What now looks like an 80-foot-tall sideways 'E' soon will be a fully enclosed $6.5 million wind tunnel powered by four 250 horsepower electric fans. The machinery is capable of whipping gusts up to 150 mph strong enough to suspend in flight most NFL linebackers.
Hundreds of people a day will "sky dive" in Union City, said Kent Sessions, who is building the simulator under the banner of SkyVentures Silicon Valley.
Judging from the reported success of SkyVentures' other franchises from Russia to Florida, there seems little question that the Union City branch will get plenty of visitors.
But one question that remains unanswered is whether a sky-diving simulator at the already crowded shopping center will lead to a parking and traffic crunch.
While only time will tell, both Sessions and city officials don't expect any problems.
The tunnel can't hold many people, they say, and most of the patrons will have to reserve space well in advance.
No more than four customers are allowed inside the 12-foot-wide wind tunnel at one time; beginners must fly solo. At optimum capacity, according to a city report, the tunnel could serve about 24 patrons in an hour.
"It's not like a movie theater where you have 300 people all coming at one time," Planning Manager Joan Malloy said.
That doesn't mean the city isn't hedging its bets.
It is requiring SkyVentures to supply valet parking at nearby lots for at least its first three months of operation.
Sessions said he doesn't think the service will prove necessary.
SkyVentures in Union City will have 14 parking spots, he said, far more than the nine spots at the company's Orlando facility.
"We're much smaller than the movie theater and the restaurants," he said.
A city report found that at its busiest, SkyVentures would require a maximum of 20 parking spaces.
Sessions, a former Hewlett-Packard executive, said he bought the territorial rights to open a SkyVentures in the Bay Area after taking his sons to the one in Orlando.
His financial backers include several high-tech companies, and Sessions said he expects the Union City locale to prove just as popular for corporate team-building excursions as it will with local kids and sky-diving teams.
Union City, which will receive 3 percent of the tunnel's gross ticket sales, approved the project in December 2004.
Sessions said seismic issues have slowed construction, but that he intends to get it running before summer gets into full swing.
A ticket for a beginner will cost about $50, Sessions said. That pays for a one-hour session, which will include two one-minute simulations inside the tunnel. The rest of the time is spent putting on safety gear, training for the simulation and waiting for one's turn.

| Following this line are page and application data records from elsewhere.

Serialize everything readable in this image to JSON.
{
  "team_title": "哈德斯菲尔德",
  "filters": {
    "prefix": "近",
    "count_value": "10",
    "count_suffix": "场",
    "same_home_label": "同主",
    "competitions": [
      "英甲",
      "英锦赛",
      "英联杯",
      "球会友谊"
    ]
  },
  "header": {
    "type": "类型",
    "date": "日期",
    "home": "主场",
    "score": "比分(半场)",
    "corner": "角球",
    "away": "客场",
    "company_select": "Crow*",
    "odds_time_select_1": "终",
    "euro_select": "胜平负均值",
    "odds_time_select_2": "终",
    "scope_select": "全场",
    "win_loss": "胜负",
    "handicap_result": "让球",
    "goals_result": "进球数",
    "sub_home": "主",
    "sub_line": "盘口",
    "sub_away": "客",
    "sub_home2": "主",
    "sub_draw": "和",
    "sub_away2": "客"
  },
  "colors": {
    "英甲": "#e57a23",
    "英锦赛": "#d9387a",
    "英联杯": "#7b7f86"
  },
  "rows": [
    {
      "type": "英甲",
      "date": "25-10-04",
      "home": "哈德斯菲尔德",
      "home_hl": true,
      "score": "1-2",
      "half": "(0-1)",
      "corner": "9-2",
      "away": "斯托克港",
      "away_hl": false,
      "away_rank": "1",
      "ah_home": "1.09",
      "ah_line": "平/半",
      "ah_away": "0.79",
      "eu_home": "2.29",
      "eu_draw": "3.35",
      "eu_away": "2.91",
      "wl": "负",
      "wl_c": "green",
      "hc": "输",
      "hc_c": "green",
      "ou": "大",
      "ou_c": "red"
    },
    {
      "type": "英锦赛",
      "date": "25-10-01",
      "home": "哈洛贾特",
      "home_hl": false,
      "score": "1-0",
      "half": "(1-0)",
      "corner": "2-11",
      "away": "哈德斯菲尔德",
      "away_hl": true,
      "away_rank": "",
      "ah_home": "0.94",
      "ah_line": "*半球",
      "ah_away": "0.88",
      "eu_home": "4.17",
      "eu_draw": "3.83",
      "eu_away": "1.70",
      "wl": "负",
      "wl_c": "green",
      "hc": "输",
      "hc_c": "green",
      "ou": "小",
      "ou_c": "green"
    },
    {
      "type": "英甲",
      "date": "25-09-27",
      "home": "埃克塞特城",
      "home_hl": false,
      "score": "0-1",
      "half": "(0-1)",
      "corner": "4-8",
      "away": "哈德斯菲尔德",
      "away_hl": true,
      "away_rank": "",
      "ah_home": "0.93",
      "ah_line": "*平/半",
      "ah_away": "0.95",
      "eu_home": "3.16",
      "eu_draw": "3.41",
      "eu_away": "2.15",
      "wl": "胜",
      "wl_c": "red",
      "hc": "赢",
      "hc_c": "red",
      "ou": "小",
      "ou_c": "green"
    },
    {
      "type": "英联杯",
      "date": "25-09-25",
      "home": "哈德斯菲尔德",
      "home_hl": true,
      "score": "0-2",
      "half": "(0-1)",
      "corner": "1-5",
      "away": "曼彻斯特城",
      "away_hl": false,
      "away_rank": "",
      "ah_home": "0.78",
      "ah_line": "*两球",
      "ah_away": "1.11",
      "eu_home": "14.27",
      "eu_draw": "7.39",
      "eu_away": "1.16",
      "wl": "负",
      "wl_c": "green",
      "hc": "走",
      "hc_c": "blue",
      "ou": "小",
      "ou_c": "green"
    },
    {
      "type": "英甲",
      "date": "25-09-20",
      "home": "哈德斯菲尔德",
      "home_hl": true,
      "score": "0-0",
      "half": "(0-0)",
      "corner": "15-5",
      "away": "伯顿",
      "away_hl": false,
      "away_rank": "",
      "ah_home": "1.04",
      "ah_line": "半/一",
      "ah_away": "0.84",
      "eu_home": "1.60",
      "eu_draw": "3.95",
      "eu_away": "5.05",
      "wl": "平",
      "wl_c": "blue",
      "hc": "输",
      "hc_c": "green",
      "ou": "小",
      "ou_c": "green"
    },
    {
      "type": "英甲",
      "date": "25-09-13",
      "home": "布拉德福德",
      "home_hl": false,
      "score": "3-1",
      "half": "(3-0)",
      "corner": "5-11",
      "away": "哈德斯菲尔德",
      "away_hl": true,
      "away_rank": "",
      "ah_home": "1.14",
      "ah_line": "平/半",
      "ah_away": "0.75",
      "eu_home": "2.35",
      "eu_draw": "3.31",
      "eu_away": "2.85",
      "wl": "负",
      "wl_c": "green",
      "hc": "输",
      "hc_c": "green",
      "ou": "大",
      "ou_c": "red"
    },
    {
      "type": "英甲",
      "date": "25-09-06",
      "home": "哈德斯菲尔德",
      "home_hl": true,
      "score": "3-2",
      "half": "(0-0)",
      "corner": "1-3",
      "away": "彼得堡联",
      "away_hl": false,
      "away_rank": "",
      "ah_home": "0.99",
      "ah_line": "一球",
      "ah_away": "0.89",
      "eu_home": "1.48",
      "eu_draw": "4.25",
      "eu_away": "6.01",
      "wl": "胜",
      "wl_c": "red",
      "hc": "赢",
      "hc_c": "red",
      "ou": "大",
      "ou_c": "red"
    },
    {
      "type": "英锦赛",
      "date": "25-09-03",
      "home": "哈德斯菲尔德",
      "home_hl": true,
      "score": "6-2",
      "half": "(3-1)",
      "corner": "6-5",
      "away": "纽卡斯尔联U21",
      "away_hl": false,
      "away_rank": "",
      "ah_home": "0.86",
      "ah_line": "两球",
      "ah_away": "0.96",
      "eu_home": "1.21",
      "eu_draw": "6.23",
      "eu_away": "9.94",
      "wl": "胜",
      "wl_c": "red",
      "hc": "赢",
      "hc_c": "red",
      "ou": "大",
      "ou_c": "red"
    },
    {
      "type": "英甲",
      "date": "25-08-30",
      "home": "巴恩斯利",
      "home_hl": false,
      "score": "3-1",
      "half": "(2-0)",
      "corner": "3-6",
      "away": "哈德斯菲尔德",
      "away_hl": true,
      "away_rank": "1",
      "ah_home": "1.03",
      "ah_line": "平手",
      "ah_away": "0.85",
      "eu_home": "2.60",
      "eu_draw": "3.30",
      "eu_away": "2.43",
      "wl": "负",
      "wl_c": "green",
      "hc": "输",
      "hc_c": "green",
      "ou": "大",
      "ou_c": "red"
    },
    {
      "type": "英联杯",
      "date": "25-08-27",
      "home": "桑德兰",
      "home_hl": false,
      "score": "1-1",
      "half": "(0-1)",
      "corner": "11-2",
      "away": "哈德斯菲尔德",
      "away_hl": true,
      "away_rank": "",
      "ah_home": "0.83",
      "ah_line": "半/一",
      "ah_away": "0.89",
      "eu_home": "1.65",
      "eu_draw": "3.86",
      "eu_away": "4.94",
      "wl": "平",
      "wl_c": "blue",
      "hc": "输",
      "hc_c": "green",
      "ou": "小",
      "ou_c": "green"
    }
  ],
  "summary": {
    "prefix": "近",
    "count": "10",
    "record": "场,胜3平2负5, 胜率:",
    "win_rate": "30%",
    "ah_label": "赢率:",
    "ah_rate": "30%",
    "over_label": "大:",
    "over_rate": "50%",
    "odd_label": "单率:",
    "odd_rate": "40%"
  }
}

Patrons actually don't freefall inside the tunnel. The winds suspend people just a few feet above a safety net, Sessions said, which is why children as young as 3 years old are welcome.
Staff writer Matthew Artz covers Union City for The Argus. He can be reached at (510) 353-7003 or firstname.lastname@example.org.